### PROVIDED ENTRIES
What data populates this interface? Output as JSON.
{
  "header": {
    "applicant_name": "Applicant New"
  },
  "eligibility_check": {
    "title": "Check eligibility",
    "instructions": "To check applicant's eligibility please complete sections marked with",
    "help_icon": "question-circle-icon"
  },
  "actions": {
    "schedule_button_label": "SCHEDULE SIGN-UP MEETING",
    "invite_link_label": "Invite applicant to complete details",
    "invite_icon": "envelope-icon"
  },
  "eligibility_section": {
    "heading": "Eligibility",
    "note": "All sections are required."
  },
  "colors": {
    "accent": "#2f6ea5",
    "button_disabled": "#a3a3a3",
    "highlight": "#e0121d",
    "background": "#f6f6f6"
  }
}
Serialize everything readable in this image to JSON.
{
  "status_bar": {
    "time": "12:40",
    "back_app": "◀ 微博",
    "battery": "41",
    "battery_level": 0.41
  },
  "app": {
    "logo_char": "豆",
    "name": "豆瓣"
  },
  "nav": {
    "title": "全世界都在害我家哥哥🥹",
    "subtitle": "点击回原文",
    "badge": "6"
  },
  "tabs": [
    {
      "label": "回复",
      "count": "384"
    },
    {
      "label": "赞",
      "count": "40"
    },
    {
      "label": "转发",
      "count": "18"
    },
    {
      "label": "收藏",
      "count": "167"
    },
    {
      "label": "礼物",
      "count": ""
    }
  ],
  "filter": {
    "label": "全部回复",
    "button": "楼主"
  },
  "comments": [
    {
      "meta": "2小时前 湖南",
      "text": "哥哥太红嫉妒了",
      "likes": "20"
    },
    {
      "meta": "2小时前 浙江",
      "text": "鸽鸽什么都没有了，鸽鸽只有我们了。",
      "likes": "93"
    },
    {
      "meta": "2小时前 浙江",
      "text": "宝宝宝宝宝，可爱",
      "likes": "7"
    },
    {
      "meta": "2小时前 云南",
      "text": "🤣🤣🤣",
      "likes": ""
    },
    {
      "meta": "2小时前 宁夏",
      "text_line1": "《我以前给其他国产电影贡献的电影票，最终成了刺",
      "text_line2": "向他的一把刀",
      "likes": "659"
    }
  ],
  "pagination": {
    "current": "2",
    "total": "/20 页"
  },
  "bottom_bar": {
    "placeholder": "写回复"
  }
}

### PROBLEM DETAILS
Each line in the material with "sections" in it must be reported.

### RESPONSE TO THE EXERCISE
    "instructions": "To check applicant's eligibility please complete sections marked with",
    "note": "All sections are required."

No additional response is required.